Practicalities: take a speedboat taxi from Puerto Ayora to the ‘otro lado’ (other side) and follow the signs to the Finch Bay Hotel. Pass to the left of the hotel and follow the path across a lava field and through a forest of cacti for about 15-minutes, then descend the winding wooden steps. The nearest airport is one on the adjascent island of Baltra, which is connected to Santa Cruz Island by a short 5-minute ferry crossing.

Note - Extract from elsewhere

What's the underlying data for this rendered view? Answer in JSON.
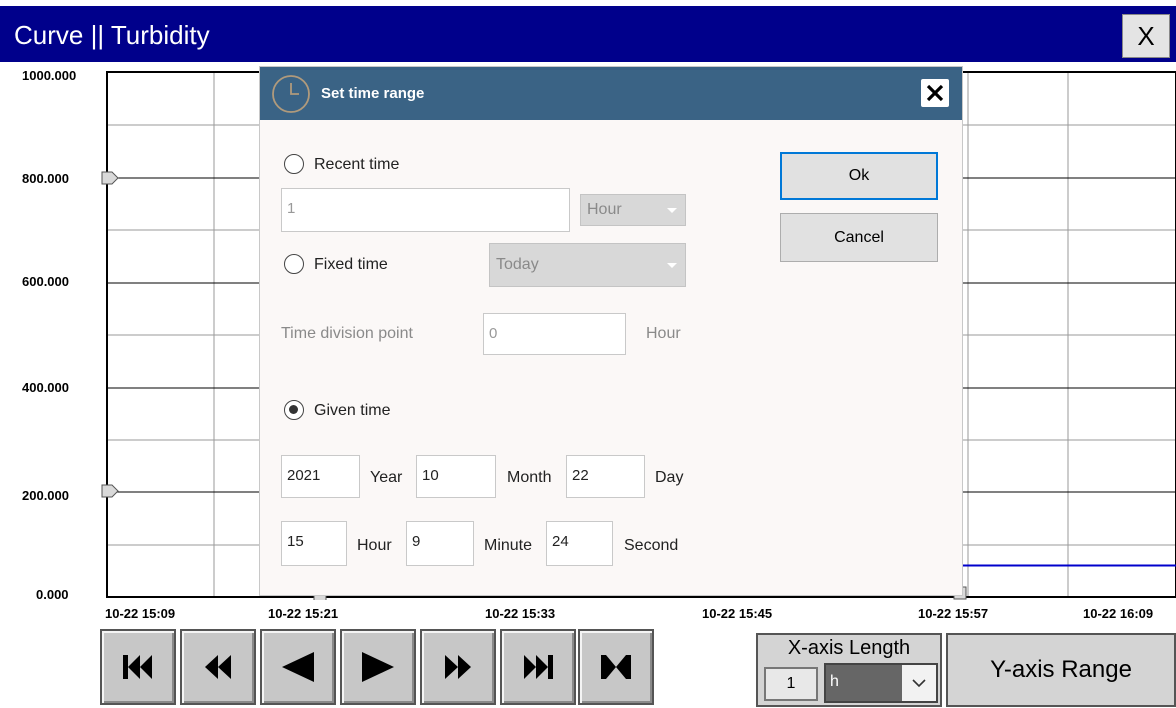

Sua Ocean Trench, Samoa: this sublime natural swimming hole is by the village of Lotofaga on the south coast of Samoa's main island, Upolu. A volcanic eruption led to some ground collapsing to form a 30-metre deep circular pool that's fed from the Pacific Ocean via a number of small channels and tunnels. There is now a flight of wooden steps leading down to a diving and swimming platform.
Practicalities: the tropical climate means that this swimming spot is good year round. The main airport on Samoa is Faleolo Airport, 47 kilometres away. See Beautiful Samoa
Cummins Falls, USA: this handsome waterfall has been a hit with bathers for over a century. It's Tennessee's largest falls by volume of water, and the main drop is 23 metres, reached along a two-kilometre hiking trail. The main curtain of water splashes onto a wide and worn-smooth shallow terrace of rock pools.
The waterfall and bathing plinths at Cummins Falls. Photo Michael Hicks/Flickr
Ghasri Valley, Malta: on the north western coast of Malta's sleepier and smaller island of Gozo you'll find a sinuous inlet that looks purpose made for swimming and snorkelling. It winds between rugged limestone ridges for 300 metres before reaching the sea at the pebbly Ghasri Bay.
Practicalities: the Gozo Channel ferry from Malta to Gozo takes just 30 minutes, and the nearest place to stay is the nearby village of Gharsi, which is home to the Gordian Lighthouse, with a light that began scanning the horizon in 1853. There's a road from the centre of the village to the Ghasri Valley. See Visit Gozo
Agua Azul, Mexico: this dramatic cascade of waterfalls is a cracking place for a jungle-fringed dip. This gorgeous stretch of the River Shumulha has plenty of pools upstream of the main area too. In fact, it’s best to head a little upstream to put some distance between you and the the tourist kiosks by the car park - that way you'll probably find a pool all to yourself.
Practicalities: the falls are popular and you’ll find that many hostels and tour operators offer day trips or excursions to them from Palenque or San Cristobel de las Cassas. The car park is four kilometres from the main road. The nearest airport is Palenque, a 90 minute drive away.
Devil's Pool, Zambia: a small plunge pool on the lip of the Victoria Falls in Zambia isn't a place for a leisurely swim, but with tons of water plummeting 108 metres down into the gorge right behind you, it is perhaps the world's most terrifying dip.
The Devil's Pool is next to Livingstone Island. Hotel staff guide swimmers to the pool for safety. Photo Tongabezi
Practicalities: the Devil's Pool can only be attempted safely in the dry season - mid August to mid January - when the river level is low enough not to sweep swimmers over the edge. The falls are almost two kilometres wide and are shared between Zambia and Zimbabwe, but the pool can only be reached from the Zambian side, after a walk over rocks and a swim. The Tongabezi is a riverside lodge that offers escorted trips to the pool. The Harry Mwanga Nkumbula International Airport in Zambia is 10 kilometres from the falls, or Victoria Falls Airport in Zimbabwe is 20 kilometres away.